Puzzled about conflicting nutrition information or advice? In this era of health and nutrition interest we are bombarded with inconsistent messages about what to eat. Dairy is one food group that attracts a number of misconceptions and myths. But before you cut out your favourite brie or daily latte, we help you sort fact from fiction about milk and dairy foods.
Fiction: Dairy foods are fattening
Higher intakes of dairy foods may actually promote weight loss. In a 24-week study of overweight adults, those who consumed a reduced-calorie diet with three to four servings of dairy foods lost a greater percentage of body weight than those in a low dairy intake group. Experts suggest that dairy calcium may accelerate weight loss by decreasing the amount of fat you absorb. Dairy foods such as milk and yogurt are also low-GI and high in protein, which can help keep your hunger under control.
Fact: Milk can aid sleep
Trouble sleeping? Drinking warm milk before going to bed can help you get that shut-eye you long for! Milk contains the amino-acid tryptophan which has been shown to reduce stress and induce sleep.
Fiction: Plant foods are a good calcium alternative
It is a common misconception that vegetables and nuts are a rich source of calcium. Whilst these foods are packed with other nutrients, it is difficult to rely on plant foods to meet daily calcium needs. Dairy foods like milk, yogurt and cheese contain a lot of calcium per serve and this calcium is well absorbed by the body. Three serves of dairy each day, which is equivalent to a cup (250ml) of milk, a tub (200g) of yogurt or two slices (40g) of cheese, provides most people with their daily recommended calcium intake. To get the same amount of calcium as one serve of dairy, you would need to eat 32 Brussels sprouts, 21 cups of raw chopped spinach, 11 cups of diced sweet potato, 6 cups of shredded green cabbage, 5 cups of cooked broccoli or 1 cup of dry roasted almonds.
Fact: Milk is the ideal sports drink

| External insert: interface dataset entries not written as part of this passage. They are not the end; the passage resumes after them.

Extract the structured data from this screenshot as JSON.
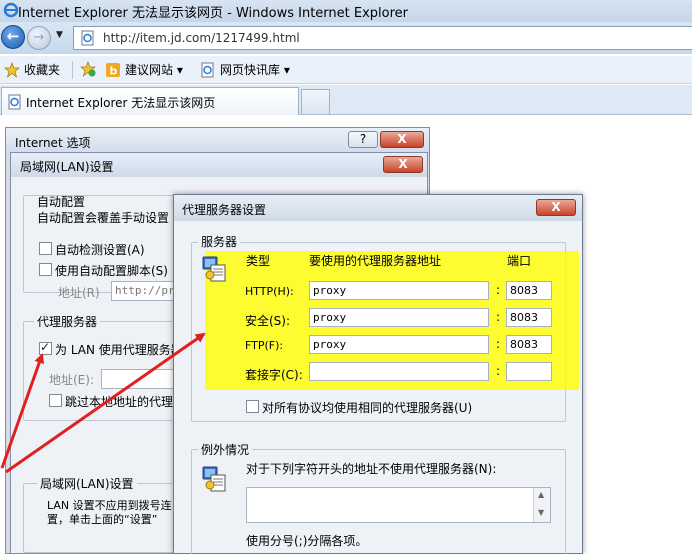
{
  "browser": {
    "title": "Internet Explorer 无法显示该网页 - Windows Internet Explorer",
    "url": "http://item.jd.com/1217499.html",
    "favorites_label": "收藏夹",
    "fav_links": [
      "建议网站 ▾",
      "网页快讯库 ▾"
    ],
    "tab_title": "Internet Explorer 无法显示该网页"
  },
  "inet_options": {
    "title": "Internet 选项",
    "help_btn": "?",
    "close_btn": "X"
  },
  "lan": {
    "title": "局域网(LAN)设置",
    "close_btn": "X",
    "auto_group": "自动配置",
    "auto_desc": "自动配置会覆盖手动设置",
    "auto_detect": "自动检测设置(A)",
    "auto_script": "使用自动配置脚本(S)",
    "address_label": "地址(R)",
    "address_value": "http://pro",
    "proxy_group": "代理服务器",
    "use_proxy": "为 LAN 使用代理服务器",
    "proxy_addr_label": "地址(E):",
    "bypass_local": "跳过本地地址的代理",
    "lan_group2": "局域网(LAN)设置",
    "lan_note_1": "LAN 设置不应用到拨号连",
    "lan_note_2": "置，单击上面的“设置”"
  },
  "proxy": {
    "title": "代理服务器设置",
    "close_btn": "X",
    "servers_group": "服务器",
    "col_type": "类型",
    "col_addr": "要使用的代理服务器地址",
    "col_port": "端口",
    "rows": [
      {
        "type": "HTTP(H):",
        "addr": "proxy",
        "port": "8083"
      },
      {
        "type": "安全(S):",
        "addr": "proxy",
        "port": "8083"
      },
      {
        "type": "FTP(F):",
        "addr": "proxy",
        "port": "8083"
      },
      {
        "type": "套接字(C):",
        "addr": "",
        "port": ""
      }
    ],
    "colon": ":",
    "same_all": "对所有协议均使用相同的代理服务器(U)",
    "exceptions_group": "例外情况",
    "exceptions_desc": "对于下列字符开头的地址不使用代理服务器(N):",
    "separator_note": "使用分号(;)分隔各项。"
  },
  "colors": {
    "highlight": "#ffff00",
    "arrow": "#e02020"
  }
}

Milk is fast earning a reputation as nature’s sports drink. Milk naturally provides fluids for rehydration and electrolytes, including potassium, calcium and magnesium lost in sweat that need to be replaced after strenuous activity. In fact, research suggests milk can restore and maintain hydration status equally as well as or better than, a commercially-available sports drink. Plus it has the added benefit of high-quality proteins and essential vitamins and minerals.

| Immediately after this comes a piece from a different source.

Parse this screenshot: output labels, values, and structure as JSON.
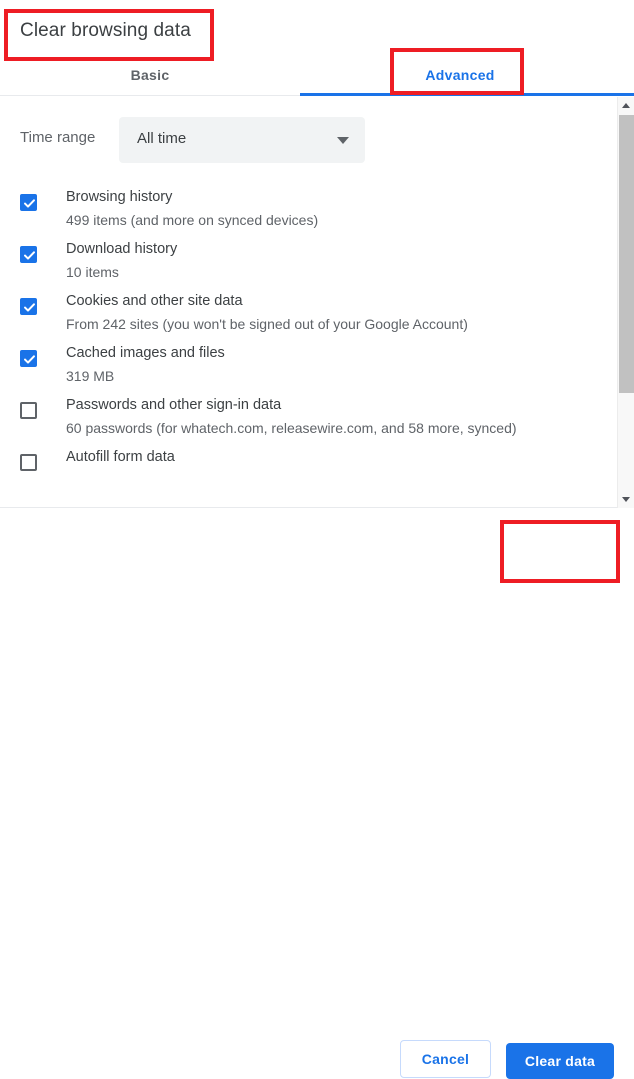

Fiction: People who are sensitive to lactose should cut out all dairy
The good news for people who are lactose intolerant is that you can still enjoy dairy foods! Most hard cheeses (such as tasty and cheddar) contain virtually no lactose. And yogurt is generally well -tolerated due to the probiotics or ‘good bacteria’ it contains which assist digestion.
Research has also shown that most people with lactose maldigestion can drink up to two glasses of cows’ milk each day without any unpleasant symptoms, if they drink it with a meal and spread it out over the day.
Fact: Chocolate milk is the perfect post workout snack
Chocolate milk's combination of carbohydrates and high-quality protein has sports scientists touting it as the ultimate recovery drink. The combination of carbs and protein in chocolate milk matches the ratio found to be most beneficial for exercise recovery. In fact, studies have shown that chocolate milk can help refuel exhausted muscles and speed up recovery. And like plain milk, choccy milk contains high-quality whey and casein proteins which have been shown to help build and maintain lean muscle.
Fiction: Dairy food is mucus producing
Despite its many supporters this myth is scientifically unproven. Milk does tend to leave a slightly filmy coating in the mouth but this is the result of milk’s texture but not mucus.
Fact: Cheese is part of a healthy diet
Cheese is often thought of as a bad guy because it is a source of saturated fat. However cheese is jam-packed with goodness: it is an excellent source of calcium for bone health, is high in protein and significantly contributes to vitamin A, vitamin B12, riboflavin, phosphorous and zinc intake. If that's not enough, research has found cheese is not the cholesterol-raising culprit it was once believed to be. Several recent studies have showed that adding three 40g serves of cheese a day to a moderately reduced-fat diet will not raise blood cholesterol levels, which is great news for cheese lovers.
For more information visit www.dairyaustralia.com.au/nutrition